Risotto Notte

John Clifford/Rysher Entertainment

Actor Stanley Tucci, who co-wrote, codirected (with Joseph Tropiano and Campbell Scott, respectively), and costarred in Big Night, has been chewing on the concept for years. It was his mother's doing. More accurately, it was her cooking: her caponata, her shrimp risotto, her eggplant with mushrooms. Geographically, Tucci grew up in suburban New York. Gastronomically, his home was Calabria, in southern Italy—land of big family get-togethers and "dinner parties that went on forever."
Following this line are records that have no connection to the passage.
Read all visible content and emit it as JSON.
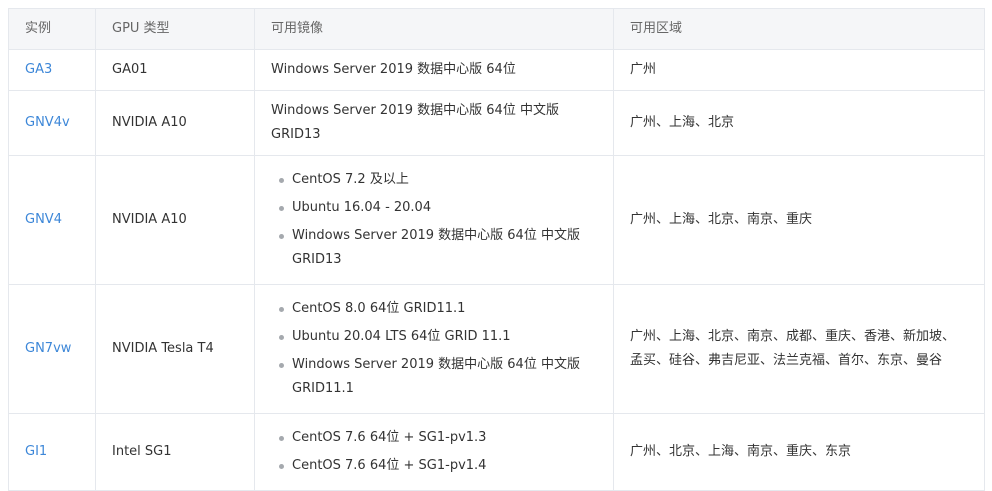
{
  "headers": {
    "instance": "实例",
    "gpu_type": "GPU 类型",
    "images": "可用镜像",
    "regions": "可用区域"
  },
  "rows": [
    {
      "instance": "GA3",
      "gpu": "GA01",
      "image": "Windows Server 2019 数据中心版 64位",
      "regions": "广州"
    },
    {
      "instance": "GNV4v",
      "gpu": "NVIDIA A10",
      "image": "Windows Server 2019 数据中心版 64位 中文版 GRID13",
      "regions": "广州、上海、北京"
    },
    {
      "instance": "GNV4",
      "gpu": "NVIDIA A10",
      "images": [
        "CentOS 7.2 及以上",
        "Ubuntu 16.04 - 20.04",
        "Windows Server 2019 数据中心版 64位 中文版 GRID13"
      ],
      "regions": "广州、上海、北京、南京、重庆"
    },
    {
      "instance": "GN7vw",
      "gpu": "NVIDIA Tesla T4",
      "images": [
        "CentOS 8.0 64位 GRID11.1",
        "Ubuntu 20.04 LTS 64位 GRID 11.1",
        "Windows Server 2019 数据中心版 64位 中文版 GRID11.1"
      ],
      "regions": "广州、上海、北京、南京、成都、重庆、香港、新加坡、孟买、硅谷、弗吉尼亚、法兰克福、首尔、东京、曼谷"
    },
    {
      "instance": "GI1",
      "gpu": "Intel SG1",
      "images": [
        "CentOS 7.6 64位 + SG1-pv1.3",
        "CentOS 7.6 64位 + SG1-pv1.4"
      ],
      "regions": "广州、北京、上海、南京、重庆、东京"
    }
  ],
  "colors": {
    "link": "#3d87d8",
    "header_bg": "#f5f6f8",
    "border": "#e5e8ed",
    "bullet": "#a5a9ae"
  }
}
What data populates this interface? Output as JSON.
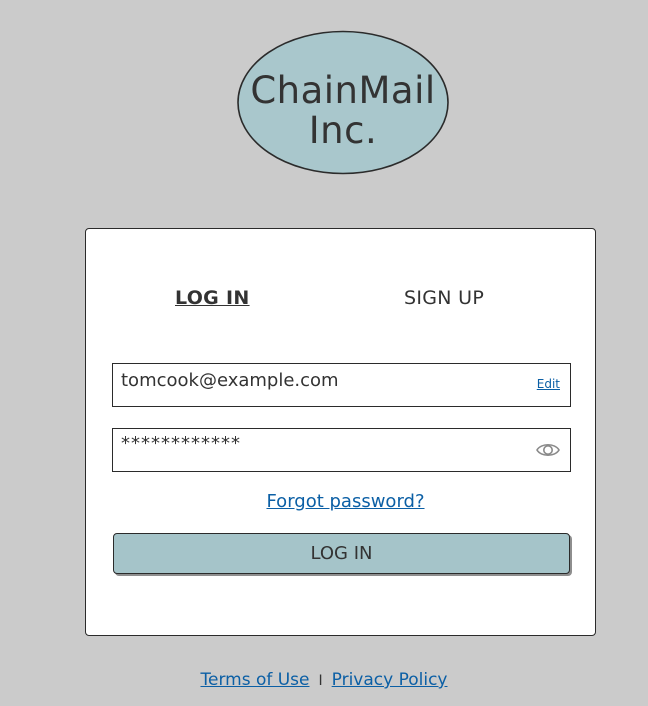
{
  "logo": {
    "line1": "ChainMail",
    "line2": "Inc.",
    "fill_color": "#a9c7cc"
  },
  "tabs": {
    "login_label": "LOG IN",
    "signup_label": "SIGN UP",
    "active": "LOG IN"
  },
  "form": {
    "email_value": "tomcook@example.com",
    "email_edit_label": "Edit",
    "password_value": "************",
    "password_toggle_icon": "eye-icon",
    "forgot_label": "Forgot password?",
    "submit_label": "LOG IN"
  },
  "footer": {
    "terms_label": "Terms of Use",
    "separator": "I",
    "privacy_label": "Privacy Policy"
  },
  "colors": {
    "background": "#cbcbcb",
    "button": "#a5c4c9",
    "link": "#0b5fa5"
  }
}
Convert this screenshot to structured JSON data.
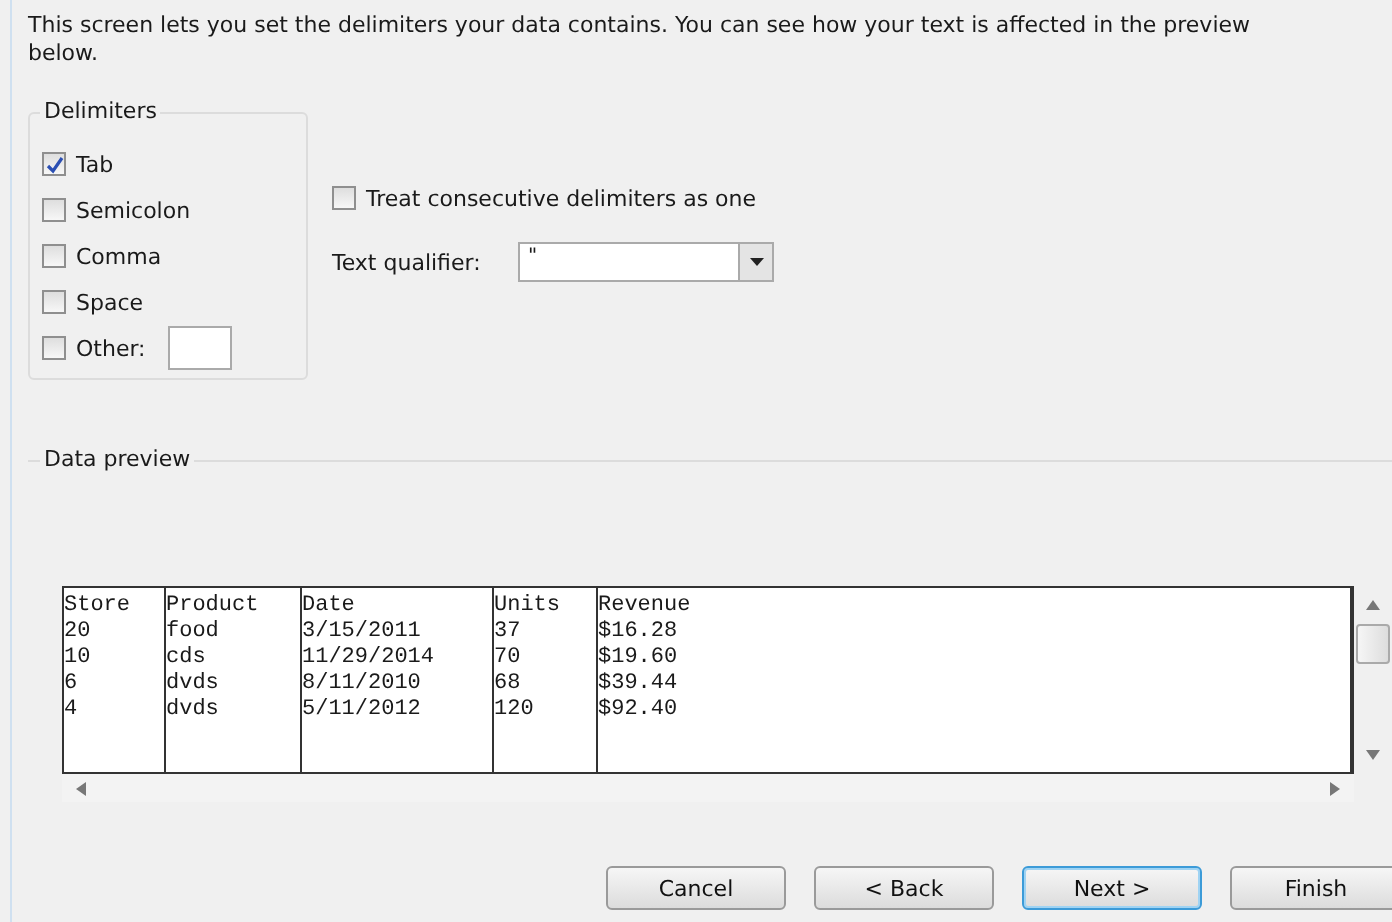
{
  "intro": "This screen lets you set the delimiters your data contains.  You can see how your text is affected in the preview below.",
  "delimiters": {
    "title": "Delimiters",
    "items": [
      {
        "label": "Tab",
        "checked": true,
        "kind": "plain"
      },
      {
        "label": "Semicolon",
        "checked": false,
        "kind": "plain"
      },
      {
        "label": "Comma",
        "checked": false,
        "kind": "plain"
      },
      {
        "label": "Space",
        "checked": false,
        "kind": "plain"
      },
      {
        "label": "Other:",
        "checked": false,
        "kind": "with-field"
      }
    ]
  },
  "consecutive": {
    "label": "Treat consecutive delimiters as one",
    "checked": false
  },
  "qualifier": {
    "label": "Text qualifier:",
    "value": "\""
  },
  "preview": {
    "title": "Data preview",
    "rows": [
      [
        "Store",
        "Product",
        "Date",
        "Units",
        "Revenue"
      ],
      [
        "20",
        "food",
        "3/15/2011",
        "37",
        "$16.28"
      ],
      [
        "10",
        "cds",
        "11/29/2014",
        "70",
        "$19.60"
      ],
      [
        "6",
        "dvds",
        "8/11/2010",
        "68",
        "$39.44"
      ],
      [
        "4",
        "dvds",
        "5/11/2012",
        "120",
        "$92.40"
      ]
    ]
  },
  "buttons": [
    {
      "label": "Cancel",
      "selected": false
    },
    {
      "label": "< Back",
      "selected": false
    },
    {
      "label": "Next >",
      "selected": true
    },
    {
      "label": "Finish",
      "selected": false
    }
  ]
}
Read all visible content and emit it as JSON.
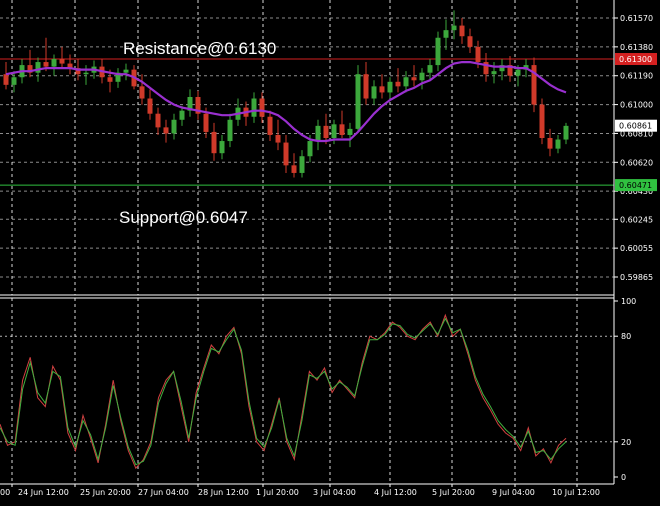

All of which served as fodder for this, Tucci's first film. As mouthwatering as it may sound, however, this isn't just a food movie. It is about dreams and passion, betrayal and integrity, the restaurant business and family. It is the late 1950s, and Primo and Secondo Pilaggi, two brothers from Italy, are struggling to keep their restaurant alive in a sleepy New Jersey shore town. Primo (Tony Shalhoub), the elder, is a purist, a shy but obstinate chef. Secondo (Tucci) is the ambitious manager, all too willing to compromise. Times, however, are tough, and with a foreclosure looming and a prosperous Italian restaurant across the street, the future of the place hinges on one big make-or-break night. So the brothers plan a blowout banquet, starring that barely manageable timpano. "My mother was such a terrible cook," moans one woman in the movie, in the afterglow of what can only be called an orgasmic dining experience. Thankfully, Tucci was much more fortunate.